An endorsement from Baker, who has strong name recognition and was making his second bid for the office, was sought by all the Democratic candidates, particularly Comptroller Peter Franchot, best-selling author and former nonprofit chief Wes Moore and former U.S. labor secretary Tom Perez, who are locked in a statistical three-way tie for the Democratic nomination, according to fresh polling from Goucher College.

DeMarinis said public financing has been available in Maryland for decades but, in practice, it is in its infancy. Maryland is one of 14 states that have some form of public financing. Baker was limited to donations of $250 to receive state funds.
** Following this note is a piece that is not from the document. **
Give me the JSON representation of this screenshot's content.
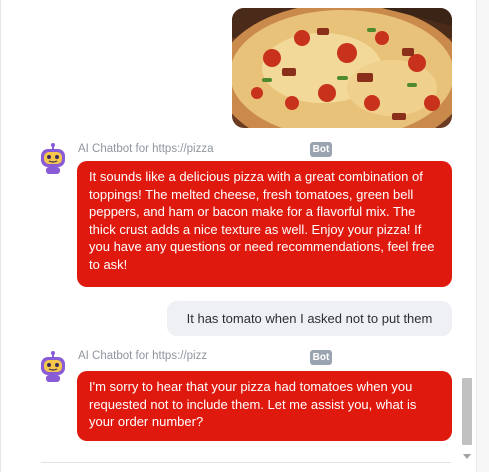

Only three other statewide candidates in recent years (then-businessman Hogan and former delegate Heather Mizuer in 2014 and former senator Richard Madaleno in 2018) have used it. None suspended their campaigns or dropped out of their races.

DeMarinis raised concerns about the integrity of the system, which puts most candidates at a financial disadvantage over those with deep-pocketed donors but is also seen as a way to get the process away from large donors and special interests.

“The integrity of the system is paramount with the idea that public funds are used for legitimate electorate purposes and not potential gamesmanship,” he said. “We have to make sure the integrity of the program and its viability for future elections will remain.”

According to the state Board of Elections, Baker is still in the race.

A spokesman for Baker did not return calls for comment.

DeMarinis said he contacted the campaign shortly after Baker’s announcement earlier this month and was told that the campaign was still active and seeking viability. “My understanding from the campaign is that they are still trying to win the nomination,” DeMarinis said. “He didn’t drop out.”

Baker filed a request last week seeking state funds and a $21,000 check from the state public financing system was recently processed to the campaign, DeMarinis said.